I have been hearing about this book “Time to Eat the Dog?” that, as I understand it, goes into the carbon footprint of the pets we share our lives with. According to this book, a medium size dog has a greater carbon footprint than an average SUV. The conclusion, presumably selected for its shock value, is that we should only keep animals if we plan on eating them. I’ve found a fair number of articles on line, including this one on the BBC site, that take this proposal at least somewhat seriously.
I personally think that my cats and, when I had them, dogs were pretty darned important parts of my life. So my “shock value” proposal is a bit different: I suggest we start eating our neighbours…
Think about it for a minute. There are 100 million or so pets in North America, but easily 350 million humans. The food calorie values consumed by each human are nominally twice the values consumed by a cat or dog of equivalent mass. Doing some quick math (about the same kind of math as done in the aforementioned book) the energy savings of consuming 175 million of those humans (about half) would have three to four times the value of consuming our pets. 300% better return for the effort!
But wait, there’s more to my proposal. Unlike a cat or dog, each human has an absolutely vast impact on the resources and carbon production within the environment. Humans buy VCRs and iPods, drive cars, heat their houses: we are, without a question or doubt, by far the the greatest carbon impact in the environment. Conservatively, I’d propose that each person removed from the environment would have ten times the impact of their food consumption value alone. So each person you eat is worth 10 times the value in terms of reducing carbon impact of an equivalent weight pet, and since humans generally weigh over twice as much as the average pet, we are talking 20 times the value per “unit” consumed- again, being conservative. Time to fire up the (solar powered) barbecue and get the rotisserie going!

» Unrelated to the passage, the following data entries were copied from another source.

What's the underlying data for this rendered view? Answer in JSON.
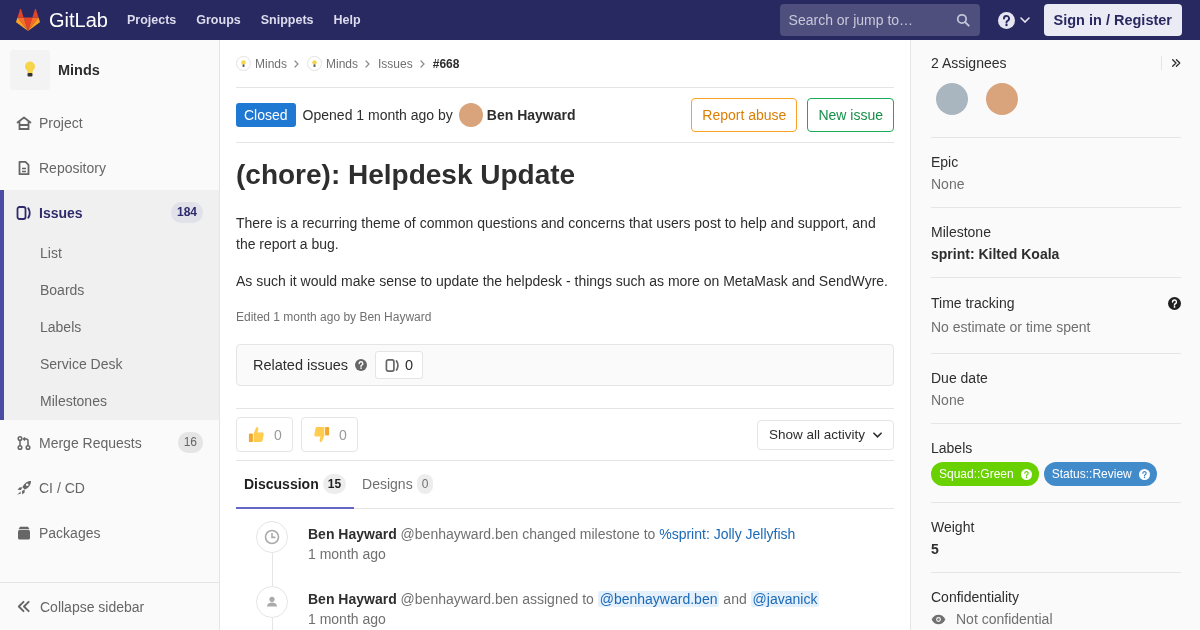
{
  "top_nav": {
    "brand": "GitLab",
    "links": [
      "Projects",
      "Groups",
      "Snippets",
      "Help"
    ],
    "search": {
      "placeholder": "Search or jump to…"
    },
    "sign_in": "Sign in / Register"
  },
  "sidebar": {
    "project": "Minds",
    "items": [
      {
        "label": "Project",
        "selected": false
      },
      {
        "label": "Repository",
        "selected": false
      },
      {
        "label": "Issues",
        "count": "184",
        "selected": true,
        "children": [
          {
            "label": "List",
            "selected": false
          },
          {
            "label": "Boards",
            "selected": false
          },
          {
            "label": "Labels",
            "selected": false
          },
          {
            "label": "Service Desk",
            "selected": false
          },
          {
            "label": "Milestones",
            "selected": false
          }
        ]
      },
      {
        "label": "Merge Requests",
        "count": "16",
        "selected": false
      },
      {
        "label": "CI / CD",
        "selected": false
      },
      {
        "label": "Packages",
        "selected": false
      }
    ],
    "collapse": "Collapse sidebar"
  },
  "breadcrumbs": [
    {
      "label": "Minds",
      "kind": "project"
    },
    {
      "label": "Minds",
      "kind": "project"
    },
    {
      "label": "Issues",
      "kind": "link"
    },
    {
      "label": "#668",
      "kind": "current"
    }
  ],
  "issue": {
    "status": "Closed",
    "opened": "Opened 1 month ago by",
    "author": "Ben Hayward",
    "buttons": [
      {
        "label": "Report abuse",
        "kind": "warning"
      },
      {
        "label": "New issue",
        "kind": "success"
      }
    ],
    "title": "(chore): Helpdesk Update",
    "description": [
      "There is a recurring theme of common questions and concerns that users post to help and support, and the report a bug.",
      "As such it would make sense to update the helpdesk - things such as more on MetaMask and SendWyre."
    ],
    "edited": "Edited 1 month ago by Ben Hayward"
  },
  "related_issues": {
    "title": "Related issues",
    "count": "0"
  },
  "awards": [
    {
      "kind": "thumbsup",
      "count": "0"
    },
    {
      "kind": "thumbsdown",
      "count": "0"
    }
  ],
  "activity_filter": "Show all activity",
  "tabs": [
    {
      "label": "Discussion",
      "count": "15",
      "selected": true
    },
    {
      "label": "Designs",
      "count": "0",
      "selected": false
    }
  ],
  "notes": [
    {
      "kind": "milestone",
      "author": "Ben Hayward",
      "parts": [
        {
          "kind": "text",
          "text": "@benhayward.ben changed milestone to"
        },
        {
          "kind": "link",
          "text": "%sprint: Jolly Jellyfish"
        }
      ],
      "time": "1 month ago"
    },
    {
      "kind": "assignee",
      "author": "Ben Hayward",
      "parts": [
        {
          "kind": "text",
          "text": "@benhayward.ben assigned to"
        },
        {
          "kind": "mention",
          "text": "@benhayward.ben"
        },
        {
          "kind": "text",
          "text": "and"
        },
        {
          "kind": "mention",
          "text": "@javanick"
        }
      ],
      "time": "1 month ago"
    }
  ],
  "right_sidebar": {
    "assignees": {
      "title": "2 Assignees",
      "avatars": [
        {
          "color": "#a9b6c0"
        },
        {
          "color": "#d9a37c"
        }
      ]
    },
    "sections": [
      {
        "kind": "plain",
        "title": "Epic",
        "value": "None"
      },
      {
        "kind": "strong",
        "title": "Milestone",
        "value": "sprint: Kilted Koala"
      },
      {
        "kind": "timetracking",
        "title": "Time tracking",
        "value": "No estimate or time spent"
      },
      {
        "kind": "plain",
        "title": "Due date",
        "value": "None"
      },
      {
        "kind": "labels",
        "title": "Labels",
        "labels": [
          {
            "text": "Squad::Green",
            "color": "#69d100"
          },
          {
            "text": "Status::Review",
            "color": "#428bca"
          }
        ]
      },
      {
        "kind": "strong",
        "title": "Weight",
        "value": "5"
      },
      {
        "kind": "confidential",
        "title": "Confidentiality",
        "value": "Not confidential"
      }
    ]
  }
}
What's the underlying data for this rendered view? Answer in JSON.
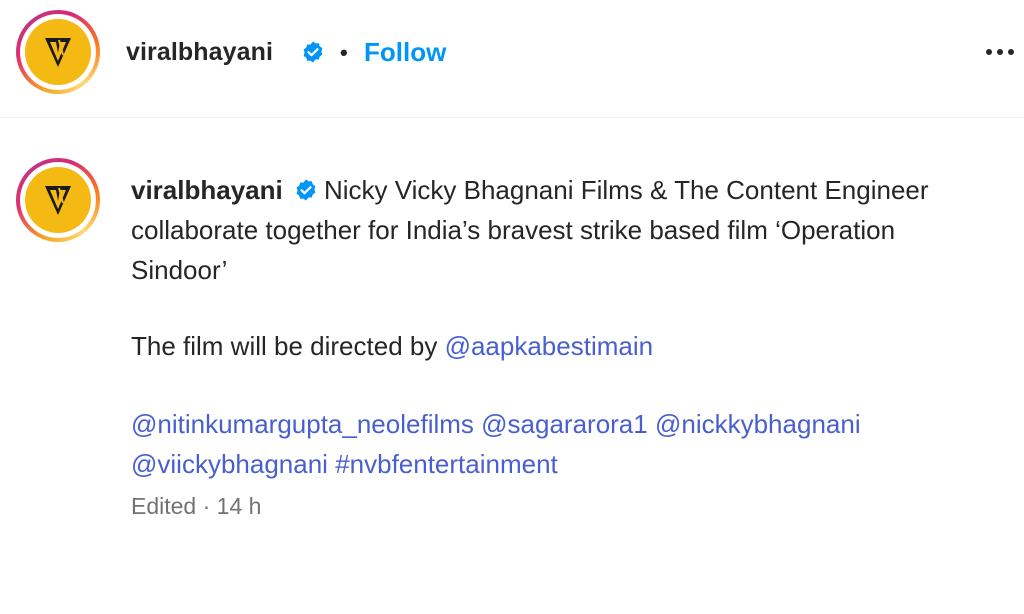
{
  "post_header": {
    "username": "viralbhayani",
    "separator": "•",
    "follow_label": "Follow",
    "more_icon": "more-horizontal-icon"
  },
  "caption": {
    "username": "viralbhayani",
    "line1_text": "Nicky Vicky Bhagnani Films & The Content Engineer",
    "line2_text": "collaborate together for India’s bravest strike based film ‘Operation",
    "line3_text": "Sindoor’",
    "directed_prefix": "The film will be directed by ",
    "director_mention": "@aapkabestimain",
    "tags": [
      "@nitinkumargupta_neolefilms",
      "@sagararora1",
      "@nickkybhagnani",
      "@viickybhagnani",
      "#nvbfentertainment"
    ],
    "meta": "Edited · 14 h"
  },
  "colors": {
    "follow": "#0095f6",
    "mention": "#4a5fcf",
    "verified": "#0095f6",
    "avatar_bg": "#f4b912"
  }
}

Am I seriously suggesting we start chowing down on our neighbours? No, I guess not: for one thing, I don’t like that much fat in my meat, and the average North American is pretty… rotund- myself included. However, I do think that seven billion of us is probably three or four billion more than necessary. Our genetic imperative to spawn multiples of ourselves is at odds with our constrained living space. And it is time to set aside those lizard-brain drives to “be fruitful and multiply” before we are crushed beneath the effluvia of our own unimpeded breeding.
The number one most effective way to reduce the impact of humanity on the environment is simple and obvious: birth control. Reduce net population growth to zero globally. Begin the long, slow process of reducing our populations to some more manageable level. Robert and Brenda Vale (authors of Time to Eat the Dog?) think they were courageous to propose eating the family pet, but the real courage would come from seriously proposing the true solution: reduce the human population.